Gene Hoglan – The Atomic Clock: The Clock Strikes Two DVD (Reversed/Hoglan)
The legendary Gene Hoglan has been in a ton of great bands over the years, ranging from Death to Testament to Strapping Young Lad. His drumming prowess is on display on his latest DVD The Atomic Clock: The Clock Strikes Two.
While much of the nearly two hour DVD is targeted at drummers, with play-throughs of numerous songs, there’s also plenty for non-drummers to enjoy. Hoglan tells some stories from his illustrious career, and special guests such as his Testament bandmates Chuck Billy, Alex Skolnick and Eric Peterson, Anthrax’s Scott Ian and Frank Bello and Shadows Fall’s Jason Bittner weigh in with stories about Hoglan. It’s a DVD that’s both entertaining and educational.
Judas Priest – Turbo 30 (Sony)
1986’s Turbo was one of Judas Priest‘s most polarizing albums, embracing guitar synthesizers and a slick, commercial sound, reflecting the musical environment of the mid-’80s.
The latest edition has been remastered. It includes the original album (but not the 2001 reissue’s bonus tracks) along with a two bonus discs of a 1986 Kansas City concert recorded on the Fuel For Life tour. Turbo has some classic songs such as “Turbo Lover” and “Locked In” and the concert showcases tracks from throughout their career including “Living After Midnight,” “Breaking The Law” and “Hell Bent For Leather.” If you have the original album this version isn’t essential, but the concert is a good one.
Seven Kingdoms – Decennium (Self)
To commemorate a decade as a band, The Florida power metal quintet Seven Kingdoms have titled their latest album Decennium. It includes two tracks from last year’s In The Walls EP along with eight new tracks.

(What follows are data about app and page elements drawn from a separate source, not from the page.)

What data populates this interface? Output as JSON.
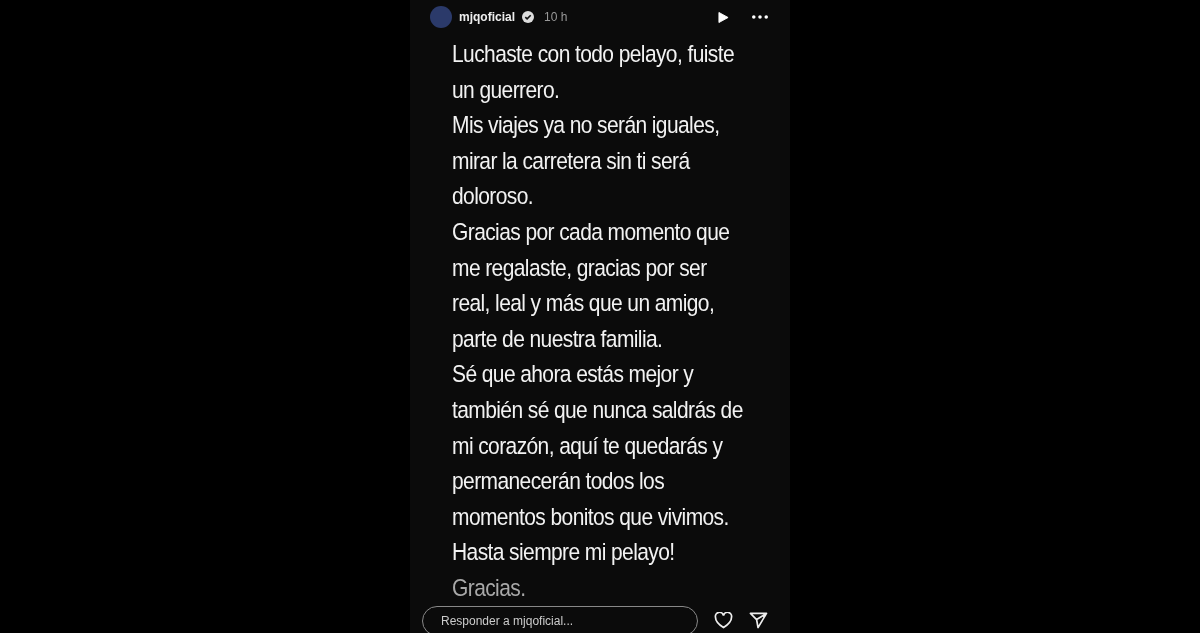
{
  "story": {
    "username": "mjqoficial",
    "verified": true,
    "time": "10 h",
    "lines": [
      {
        "text": "Luchaste con todo pelayo, fuiste",
        "faded": false
      },
      {
        "text": "un guerrero.",
        "faded": false
      },
      {
        "text": "Mis viajes ya no serán iguales,",
        "faded": false
      },
      {
        "text": "mirar la carretera sin ti será",
        "faded": false
      },
      {
        "text": "doloroso.",
        "faded": false
      },
      {
        "text": "Gracias por cada momento que",
        "faded": false
      },
      {
        "text": "me regalaste, gracias por ser",
        "faded": false
      },
      {
        "text": "real, leal y más que un amigo,",
        "faded": false
      },
      {
        "text": "parte de nuestra familia.",
        "faded": false
      },
      {
        "text": "Sé que ahora estás mejor y",
        "faded": false
      },
      {
        "text": "también sé que nunca saldrás de",
        "faded": false
      },
      {
        "text": "mi corazón, aquí te quedarás y",
        "faded": false
      },
      {
        "text": "permanecerán todos los",
        "faded": false
      },
      {
        "text": "momentos bonitos que vivimos.",
        "faded": false
      },
      {
        "text": "Hasta siempre mi pelayo!",
        "faded": false
      },
      {
        "text": "Gracias.",
        "faded": true
      }
    ],
    "reply": {
      "placeholder": "Responder a mjqoficial..."
    }
  }
}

It’s twin guitar driven power metal with soaring melodies and plenty of blazing solos. Most songs are in the five minute range, plenty of time to display varied arrangements and flawless musicianship, but not enough time to devolve into self-indulgence. Sabrina Valentine delivers a powerful performance, and an all-star production team including Jim Morris and Jacob Hansen give the songs a larger than life sound.